*** MATERIAL SUPPLIED ***

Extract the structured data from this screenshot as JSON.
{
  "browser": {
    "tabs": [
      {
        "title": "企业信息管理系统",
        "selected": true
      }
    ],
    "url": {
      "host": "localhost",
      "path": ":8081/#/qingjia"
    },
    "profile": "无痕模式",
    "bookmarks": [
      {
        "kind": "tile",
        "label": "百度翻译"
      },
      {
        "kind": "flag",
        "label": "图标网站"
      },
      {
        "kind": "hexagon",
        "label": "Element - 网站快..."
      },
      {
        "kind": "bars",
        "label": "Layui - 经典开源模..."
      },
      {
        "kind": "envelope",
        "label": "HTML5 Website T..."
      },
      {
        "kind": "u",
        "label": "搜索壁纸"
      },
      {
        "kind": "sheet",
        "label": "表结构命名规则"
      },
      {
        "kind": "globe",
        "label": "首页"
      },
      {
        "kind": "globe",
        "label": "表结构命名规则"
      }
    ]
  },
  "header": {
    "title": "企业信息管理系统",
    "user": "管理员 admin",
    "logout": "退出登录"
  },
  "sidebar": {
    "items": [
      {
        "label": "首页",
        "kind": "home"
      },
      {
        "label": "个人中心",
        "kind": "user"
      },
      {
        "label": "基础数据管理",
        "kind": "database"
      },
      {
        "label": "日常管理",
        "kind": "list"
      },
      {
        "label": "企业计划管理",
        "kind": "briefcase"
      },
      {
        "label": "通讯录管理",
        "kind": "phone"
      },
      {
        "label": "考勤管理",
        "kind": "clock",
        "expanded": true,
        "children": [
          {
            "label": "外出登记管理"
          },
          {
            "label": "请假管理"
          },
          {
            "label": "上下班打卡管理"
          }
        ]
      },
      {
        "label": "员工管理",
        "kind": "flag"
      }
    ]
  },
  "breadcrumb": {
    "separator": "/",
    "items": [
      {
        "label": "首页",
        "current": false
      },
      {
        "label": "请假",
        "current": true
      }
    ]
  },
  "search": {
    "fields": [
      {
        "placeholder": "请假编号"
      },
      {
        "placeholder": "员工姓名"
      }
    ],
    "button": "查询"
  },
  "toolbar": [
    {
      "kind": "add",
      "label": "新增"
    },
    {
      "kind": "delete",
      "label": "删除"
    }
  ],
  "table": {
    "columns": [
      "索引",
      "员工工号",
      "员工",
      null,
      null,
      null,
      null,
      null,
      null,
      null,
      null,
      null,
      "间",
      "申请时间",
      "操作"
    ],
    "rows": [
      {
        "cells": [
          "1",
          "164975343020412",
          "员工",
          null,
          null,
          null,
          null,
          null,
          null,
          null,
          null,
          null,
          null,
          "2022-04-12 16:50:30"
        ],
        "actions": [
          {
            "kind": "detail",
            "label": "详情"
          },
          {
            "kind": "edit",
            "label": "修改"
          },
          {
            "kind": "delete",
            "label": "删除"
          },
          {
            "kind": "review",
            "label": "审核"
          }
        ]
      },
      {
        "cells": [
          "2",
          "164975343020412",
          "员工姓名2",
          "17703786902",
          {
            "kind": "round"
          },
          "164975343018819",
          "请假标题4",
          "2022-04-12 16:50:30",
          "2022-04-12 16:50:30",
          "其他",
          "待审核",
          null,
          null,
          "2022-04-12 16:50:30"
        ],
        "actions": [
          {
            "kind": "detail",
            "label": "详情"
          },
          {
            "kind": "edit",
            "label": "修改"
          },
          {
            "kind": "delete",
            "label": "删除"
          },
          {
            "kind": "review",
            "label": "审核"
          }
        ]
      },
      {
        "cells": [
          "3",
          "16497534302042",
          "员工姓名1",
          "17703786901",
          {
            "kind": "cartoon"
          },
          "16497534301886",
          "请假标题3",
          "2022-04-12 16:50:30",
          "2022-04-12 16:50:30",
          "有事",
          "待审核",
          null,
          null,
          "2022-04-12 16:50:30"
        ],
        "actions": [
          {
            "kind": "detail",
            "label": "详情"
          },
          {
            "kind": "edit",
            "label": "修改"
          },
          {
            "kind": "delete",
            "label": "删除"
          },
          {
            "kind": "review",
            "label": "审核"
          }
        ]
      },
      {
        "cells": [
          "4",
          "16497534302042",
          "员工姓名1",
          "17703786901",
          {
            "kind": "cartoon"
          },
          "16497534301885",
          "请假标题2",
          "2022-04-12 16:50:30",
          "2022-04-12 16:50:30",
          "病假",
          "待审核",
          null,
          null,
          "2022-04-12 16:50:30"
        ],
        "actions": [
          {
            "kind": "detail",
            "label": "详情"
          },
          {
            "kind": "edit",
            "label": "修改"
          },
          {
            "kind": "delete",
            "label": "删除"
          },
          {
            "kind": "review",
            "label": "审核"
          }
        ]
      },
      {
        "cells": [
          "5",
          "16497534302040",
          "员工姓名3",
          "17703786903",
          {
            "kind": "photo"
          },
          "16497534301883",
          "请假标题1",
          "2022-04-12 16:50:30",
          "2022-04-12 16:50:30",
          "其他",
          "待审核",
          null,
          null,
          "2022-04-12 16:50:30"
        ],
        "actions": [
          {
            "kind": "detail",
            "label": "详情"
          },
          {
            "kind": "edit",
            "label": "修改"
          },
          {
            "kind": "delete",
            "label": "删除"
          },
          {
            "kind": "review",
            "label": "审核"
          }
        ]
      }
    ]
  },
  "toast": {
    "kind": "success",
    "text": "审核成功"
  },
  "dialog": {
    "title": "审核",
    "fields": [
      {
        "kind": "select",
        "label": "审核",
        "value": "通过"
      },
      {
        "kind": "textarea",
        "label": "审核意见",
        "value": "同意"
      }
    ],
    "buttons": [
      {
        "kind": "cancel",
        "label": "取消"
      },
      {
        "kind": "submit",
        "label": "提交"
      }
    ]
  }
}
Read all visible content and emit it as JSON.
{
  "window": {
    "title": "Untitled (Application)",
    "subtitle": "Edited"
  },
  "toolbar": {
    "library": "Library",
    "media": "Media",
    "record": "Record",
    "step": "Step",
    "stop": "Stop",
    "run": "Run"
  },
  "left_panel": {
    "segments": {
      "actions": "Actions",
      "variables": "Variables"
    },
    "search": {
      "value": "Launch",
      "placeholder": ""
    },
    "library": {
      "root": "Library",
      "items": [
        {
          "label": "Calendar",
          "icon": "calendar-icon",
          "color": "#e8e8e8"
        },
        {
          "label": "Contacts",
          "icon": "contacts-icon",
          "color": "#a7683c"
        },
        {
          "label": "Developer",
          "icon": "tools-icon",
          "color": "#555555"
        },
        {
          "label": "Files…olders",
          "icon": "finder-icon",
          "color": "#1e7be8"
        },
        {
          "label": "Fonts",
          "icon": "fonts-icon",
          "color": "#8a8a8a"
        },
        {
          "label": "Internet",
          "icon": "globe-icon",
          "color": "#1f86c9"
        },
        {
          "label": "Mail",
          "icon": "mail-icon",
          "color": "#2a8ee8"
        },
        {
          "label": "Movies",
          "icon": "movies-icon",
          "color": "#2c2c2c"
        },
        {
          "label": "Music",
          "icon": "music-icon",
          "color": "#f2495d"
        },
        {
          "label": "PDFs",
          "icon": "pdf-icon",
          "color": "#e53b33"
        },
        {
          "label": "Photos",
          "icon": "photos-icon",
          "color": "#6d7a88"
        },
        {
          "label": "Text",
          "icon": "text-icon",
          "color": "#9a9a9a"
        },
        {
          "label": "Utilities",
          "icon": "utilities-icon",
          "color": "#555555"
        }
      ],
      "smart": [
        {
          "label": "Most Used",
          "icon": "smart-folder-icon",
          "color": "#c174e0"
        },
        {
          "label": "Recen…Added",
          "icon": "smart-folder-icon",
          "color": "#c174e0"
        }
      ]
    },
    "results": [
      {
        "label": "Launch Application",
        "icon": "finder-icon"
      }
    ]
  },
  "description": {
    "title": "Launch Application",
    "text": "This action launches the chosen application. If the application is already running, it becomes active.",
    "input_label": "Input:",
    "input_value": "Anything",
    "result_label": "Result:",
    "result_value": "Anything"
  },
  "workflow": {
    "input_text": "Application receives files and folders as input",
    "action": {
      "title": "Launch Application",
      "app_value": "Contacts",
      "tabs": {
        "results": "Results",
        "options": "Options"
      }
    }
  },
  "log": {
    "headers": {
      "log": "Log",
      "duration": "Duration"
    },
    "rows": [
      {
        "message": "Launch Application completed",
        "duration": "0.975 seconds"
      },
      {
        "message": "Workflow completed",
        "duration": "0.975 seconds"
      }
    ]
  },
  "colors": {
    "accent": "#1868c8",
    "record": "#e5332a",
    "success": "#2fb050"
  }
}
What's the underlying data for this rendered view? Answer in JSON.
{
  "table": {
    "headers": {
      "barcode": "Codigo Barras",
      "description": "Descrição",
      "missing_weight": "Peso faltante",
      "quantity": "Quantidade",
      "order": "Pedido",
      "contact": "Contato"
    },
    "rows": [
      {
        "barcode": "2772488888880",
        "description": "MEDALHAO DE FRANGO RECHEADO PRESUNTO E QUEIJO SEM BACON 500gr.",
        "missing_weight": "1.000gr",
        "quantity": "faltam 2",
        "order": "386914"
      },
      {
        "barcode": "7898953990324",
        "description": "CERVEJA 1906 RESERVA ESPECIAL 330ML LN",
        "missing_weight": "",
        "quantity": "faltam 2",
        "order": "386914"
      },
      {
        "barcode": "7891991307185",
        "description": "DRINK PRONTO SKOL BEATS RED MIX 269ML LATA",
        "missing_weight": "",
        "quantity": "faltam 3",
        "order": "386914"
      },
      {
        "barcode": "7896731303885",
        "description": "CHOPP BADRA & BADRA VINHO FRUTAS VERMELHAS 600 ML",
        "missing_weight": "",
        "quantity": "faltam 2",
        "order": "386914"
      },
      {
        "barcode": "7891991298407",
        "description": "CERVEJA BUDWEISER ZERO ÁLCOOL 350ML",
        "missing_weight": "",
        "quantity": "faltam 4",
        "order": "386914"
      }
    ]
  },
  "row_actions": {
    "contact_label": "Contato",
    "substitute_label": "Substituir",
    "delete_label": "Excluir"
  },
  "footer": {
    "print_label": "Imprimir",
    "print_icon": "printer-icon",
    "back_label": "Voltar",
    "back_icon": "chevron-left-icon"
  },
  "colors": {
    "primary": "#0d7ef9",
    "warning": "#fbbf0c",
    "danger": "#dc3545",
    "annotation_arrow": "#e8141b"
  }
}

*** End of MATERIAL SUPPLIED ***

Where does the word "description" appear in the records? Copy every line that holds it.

  "description": {
      "description": "Descrição",
        "description": "MEDALHAO DE FRANGO RECHEADO PRESUNTO E QUEIJO SEM BACON 500gr.",
        "description": "CERVEJA 1906 RESERVA ESPECIAL 330ML LN",
        "description": "DRINK PRONTO SKOL BEATS RED MIX 269ML LATA",
        "description": "CHOPP BADRA & BADRA VINHO FRUTAS VERMELHAS 600 ML",
        "description": "CERVEJA BUDWEISER ZERO ÁLCOOL 350ML",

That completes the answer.